T h e responses to conflicting standards and selective enforce- hypotheses 12-14 are the least secure results of the analysis-
ment discussed above then suggest that, the more the system in part because the suggested relation is only permissive and
relies on conflicting standards organization, the more will not necessary, and in part because the study of change, of
members : course, is more complex and less developed than the study of
1. Fail to meet all standards and exhibit differences in organization.
selection of the standards they do meet. Before proceeding, it will be useful to distinguish, first,
between organizational and systemic o r structural change ( o r
2. Change the selection over time of the standards they do between change of variables and of parameters if we had a
meet. formal system) and, referring now to systemic change only,
3. Simulate o r feign meeting of standards. distinguishing further between externally and internally
4. Provide themselves with safety-factors for contingencies. generated (exogenous and endogenous) change.
5. Have recourse to (and become) intermediary dealers in T h e flexibility of a conflicting standards system, particu-
information, influence, and any other organizational resource larly changing standards and initiative (hypotheses 7 and 9,
which enhances a particular member's ability to meet stand- respectively) should :
ards by eliminating some of the conflict ( f o r him) among 12. Permit substantial change or variability within the
standards. given systemic structure.
(Hypotheses 3, 4, and 5 are, of course, derived from T h e ability of nonmembers to set standards for system
Berliner's above cited analysis, although he did not relate members (the openendedness of a conflicting standards system
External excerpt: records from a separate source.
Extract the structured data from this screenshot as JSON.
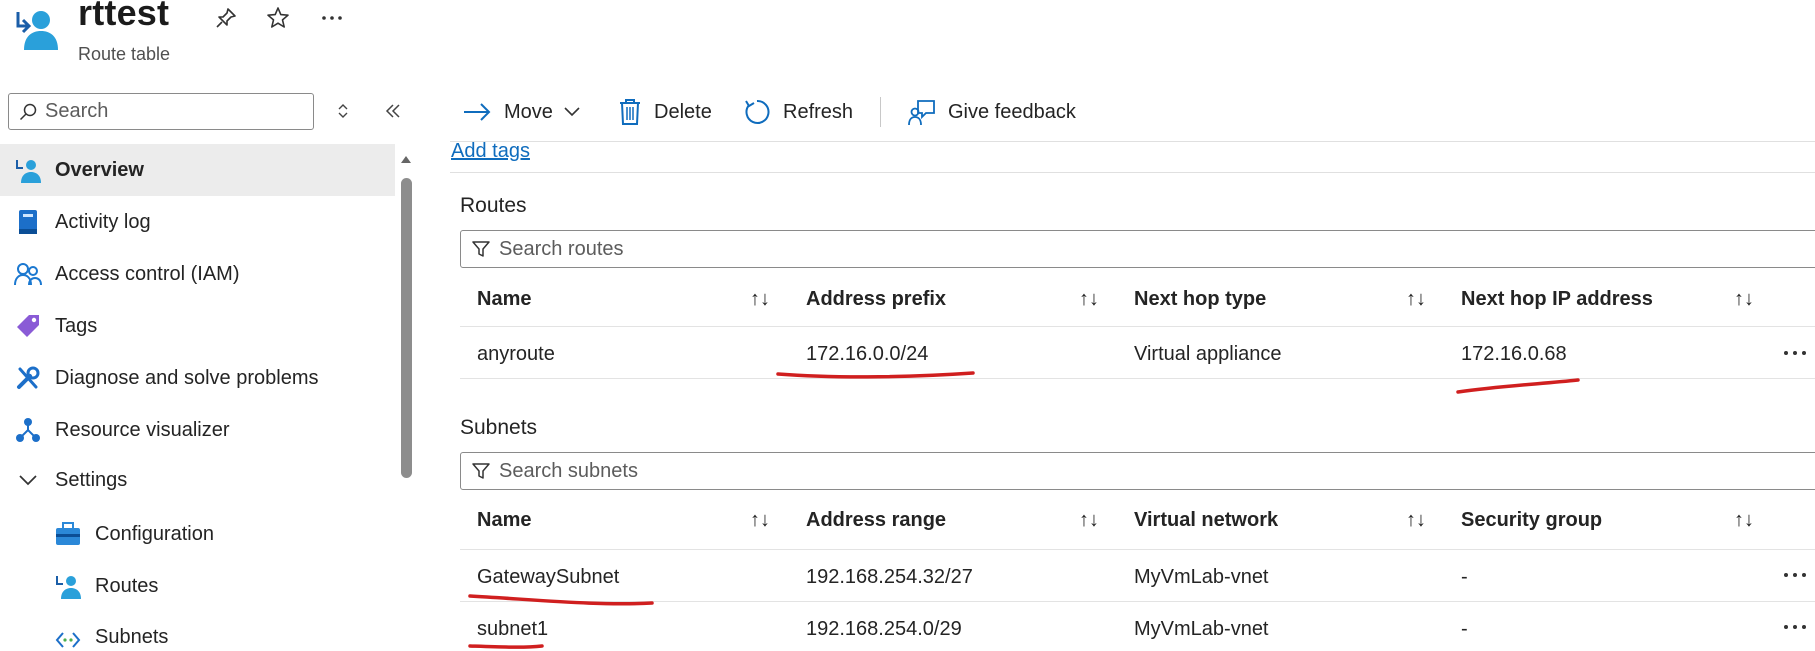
{
  "resource": {
    "title": "rttest",
    "type": "Route table"
  },
  "sidebar": {
    "search_placeholder": "Search",
    "items": [
      {
        "label": "Overview",
        "icon": "route-table-icon"
      },
      {
        "label": "Activity log",
        "icon": "activity-log-icon"
      },
      {
        "label": "Access control (IAM)",
        "icon": "iam-icon"
      },
      {
        "label": "Tags",
        "icon": "tag-icon"
      },
      {
        "label": "Diagnose and solve problems",
        "icon": "wrench-icon"
      },
      {
        "label": "Resource visualizer",
        "icon": "visualizer-icon"
      },
      {
        "label": "Settings",
        "icon": "chevron-down-icon"
      },
      {
        "label": "Configuration",
        "icon": "toolbox-icon"
      },
      {
        "label": "Routes",
        "icon": "route-icon"
      },
      {
        "label": "Subnets",
        "icon": "subnet-icon"
      }
    ]
  },
  "toolbar": {
    "move": "Move",
    "delete": "Delete",
    "refresh": "Refresh",
    "feedback": "Give feedback"
  },
  "add_tags": "Add tags",
  "routes": {
    "title": "Routes",
    "search_placeholder": "Search routes",
    "columns": [
      "Name",
      "Address prefix",
      "Next hop type",
      "Next hop IP address"
    ],
    "rows": [
      {
        "name": "anyroute",
        "prefix": "172.16.0.0/24",
        "hop_type": "Virtual appliance",
        "hop_ip": "172.16.0.68"
      }
    ]
  },
  "subnets": {
    "title": "Subnets",
    "search_placeholder": "Search subnets",
    "columns": [
      "Name",
      "Address range",
      "Virtual network",
      "Security group"
    ],
    "rows": [
      {
        "name": "GatewaySubnet",
        "range": "192.168.254.32/27",
        "vnet": "MyVmLab-vnet",
        "nsg": "-"
      },
      {
        "name": "subnet1",
        "range": "192.168.254.0/29",
        "vnet": "MyVmLab-vnet",
        "nsg": "-"
      }
    ]
  },
  "colors": {
    "accent": "#0f6cbd",
    "annotation": "#d01f1f",
    "selected_bg": "#ececec"
  }
}
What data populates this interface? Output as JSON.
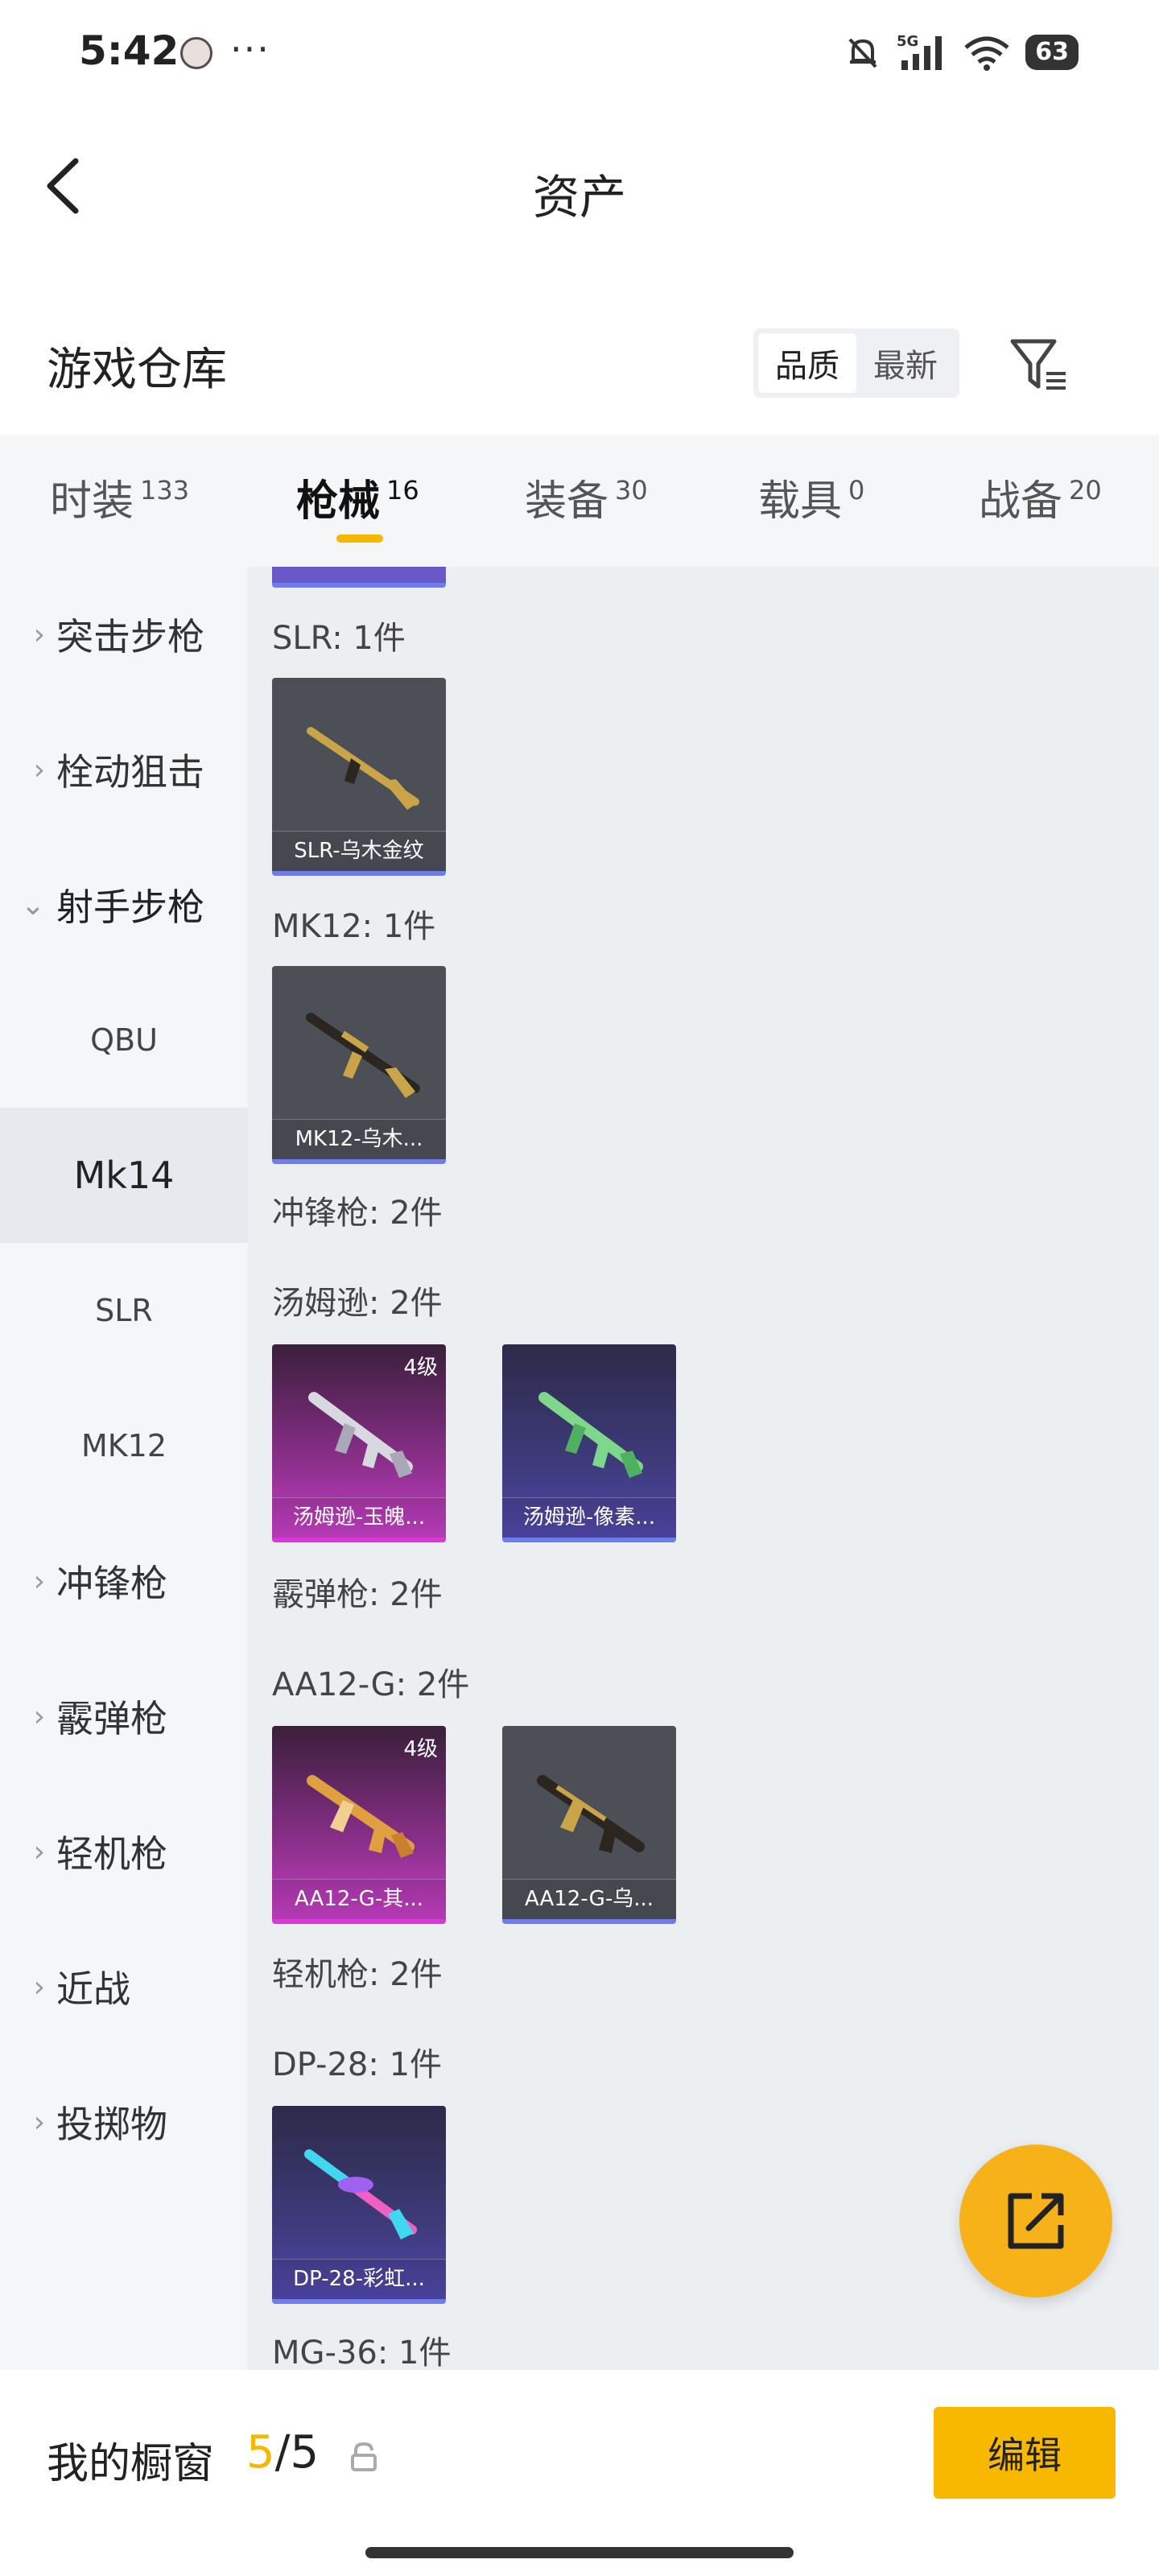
{
  "status_bar": {
    "time": "5:42",
    "more": "···",
    "network": "5G",
    "battery": "63"
  },
  "header": {
    "title": "资产"
  },
  "warehouse": {
    "title": "游戏仓库",
    "sort_options": [
      "品质",
      "最新"
    ],
    "sort_active": "品质"
  },
  "tabs": [
    {
      "label": "时装",
      "count": "133"
    },
    {
      "label": "枪械",
      "count": "16"
    },
    {
      "label": "装备",
      "count": "30"
    },
    {
      "label": "载具",
      "count": "0"
    },
    {
      "label": "战备",
      "count": "20"
    }
  ],
  "sidebar": {
    "items": [
      {
        "label": "突击步枪",
        "chevron": "›"
      },
      {
        "label": "栓动狙击",
        "chevron": "›"
      },
      {
        "label": "射手步枪",
        "chevron": "⌄"
      },
      {
        "label": "QBU"
      },
      {
        "label": "Mk14"
      },
      {
        "label": "SLR"
      },
      {
        "label": "MK12"
      },
      {
        "label": "冲锋枪",
        "chevron": "›"
      },
      {
        "label": "霰弹枪",
        "chevron": "›"
      },
      {
        "label": "轻机枪",
        "chevron": "›"
      },
      {
        "label": "近战",
        "chevron": "›"
      },
      {
        "label": "投掷物",
        "chevron": "›"
      }
    ]
  },
  "content": {
    "sections": [
      {
        "label": "SLR: 1件"
      },
      {
        "label": "MK12: 1件"
      },
      {
        "label": "冲锋枪: 2件"
      },
      {
        "label": "汤姆逊: 2件"
      },
      {
        "label": "霰弹枪: 2件"
      },
      {
        "label": "AA12-G: 2件"
      },
      {
        "label": "轻机枪: 2件"
      },
      {
        "label": "DP-28: 1件"
      },
      {
        "label": "MG-36: 1件"
      }
    ],
    "items": [
      {
        "name": "SLR-乌木金纹",
        "level": ""
      },
      {
        "name": "MK12-乌木...",
        "level": ""
      },
      {
        "name": "汤姆逊-玉魄...",
        "level": "4级"
      },
      {
        "name": "汤姆逊-像素...",
        "level": ""
      },
      {
        "name": "AA12-G-其...",
        "level": "4级"
      },
      {
        "name": "AA12-G-乌...",
        "level": ""
      },
      {
        "name": "DP-28-彩虹...",
        "level": ""
      }
    ]
  },
  "showcase": {
    "label": "我的橱窗",
    "current": "5",
    "separator": "/",
    "total": "5",
    "edit_label": "编辑"
  },
  "colors": {
    "accent": "#f5b700",
    "rarity_purple": "#6e7cf0",
    "rarity_pink": "#d838d8"
  }
}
the responses particularly to conflicting standards.) discussed above), the system adaptability at the boundary
(hypothesis 8 ) and the large number of members through
B ) System Organization (Consequences f o r ) whom pressure for change from the outside can be transmitted
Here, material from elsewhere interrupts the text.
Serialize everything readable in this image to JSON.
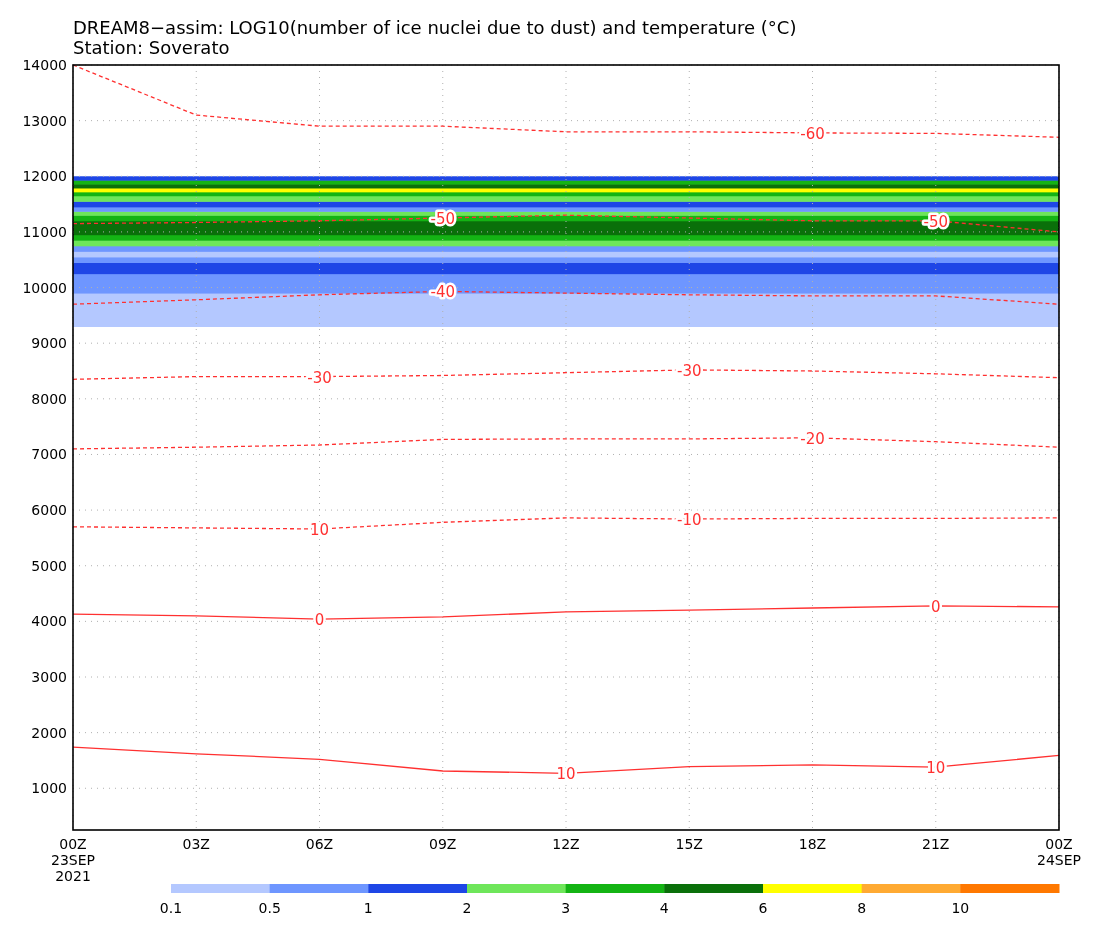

T h e obstacle to formal rationality entailed by conflicting into the system should :
standards suggests that: 13. Render a conflicting standards system continuously
6. T h e more conflicting standards, the more will the system receptive and responsive to external pressure for systemic
be oriented toward substantive rationality. change; and, ceteris paribus, to change by many small steps,
T h e analysis of flexibility, which showed that conflicting rather than (pressure having built up on the outside and
standards organization permits change of standards, permits finally breaking through) by a few big steps o r by evolution,
and can force adaptation to changing external circumstances, rather than by revolution.
and permits institutionalization of individual member initia- T h e possibility of institutionalizing initiative (hypothe-
tive, suggests that conflicting standards organization will sis 9) :
exhibit: 14. M a y result in internally (as well as the externally)
7 . Changing standards for members. generated system change.10
8. Ready adaptation to changes of environment by system
members at the system-environment boundary. 10. T h e author hopes, in future papers, to apply these hypotheses
to material from other social systems and to explore and specify the
9. Widespread member initiative as a possibility (but not structural conditions which must obtain for this approach to promise
a necessity). fruitful results.